One of the most perplexing (to me) statements made by Christians is “God needs me”. They usually use it within the context of God needing them to do something for the Kingdom, such as street ministry work or going on an overseas mission or doing volunteer work at a local church. Yes, God invites us to help him with his ongoing work of saving souls, but he doesn’t need us. We need him.
Several years ago, while taking a walk after a snowstorm, I came across a young father and his son shoveling a driveway. The father would have been in his early thirties and the son around 3 or 4. The father had on a dark dress coat and business suit (he’d likely just come home from work) and the son was bundled head to toe in a bright red snow suit. As I stood watching the unlikely work team, I could see that for every shovelful of snow the father cleared from the driveway, the little boy would knock down at least two shovelfuls worth with his red toy shovel. While the father was steadily working his way, forging an ever-widening path through the snow, the little boy would throw a couple of tiny shovelfuls up in the air, and then take a break to make a snowball or snow angel or just stomp around on the growing mountain of snow the father was building from his labors.

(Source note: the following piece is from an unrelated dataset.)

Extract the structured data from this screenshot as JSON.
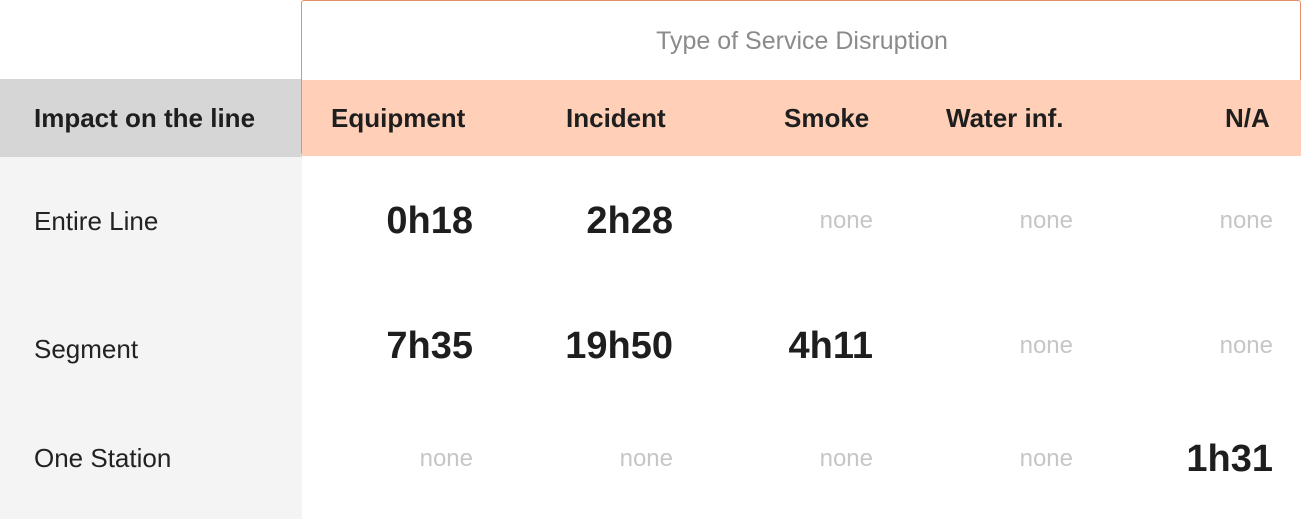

I stood for about 10 minutes in the cold bright afternoon sunshine, mesmerized by the two and laughing quietly to myself. The father was infinitely patient with his “helper” who seemed completely oblivious to how much he was impeding the progress of the work. It was clear that the child earnestly wanted to help his father and believed he was doing so, just as it was equally clear that the child was adding to the father’s labors. Here was a man, just home from a day of petty office politics and a long frustrating commute back and forth; he was likely hungry and tired and the last thing he wanted to do was shovel the driveway, but the driveway had to be shoveled, so he did it. And there was his little child, bursting with boundless energy and enthusiasm but getting under his feet and making his work harder – but it was his child, and he loved him so much and loved being with him so much, he didn’t see the mess he was making as a mess; he saw it as “helping”.
That’s how we “help” God. Remember the scripture about all our righteousnesses being as filthy rags? Well, all our “help” is pretty much the same. If he wanted to, God could do everything that needs to be done on his own, and in a twinkling. But he has INVITED us to help him because he loves us so much and is so proud of us and our willingness to help.
God doesn’t need us; we need him. Remember that the next time you’re tempted to believe that you and your little red toy shovel are actually accomplishing anything.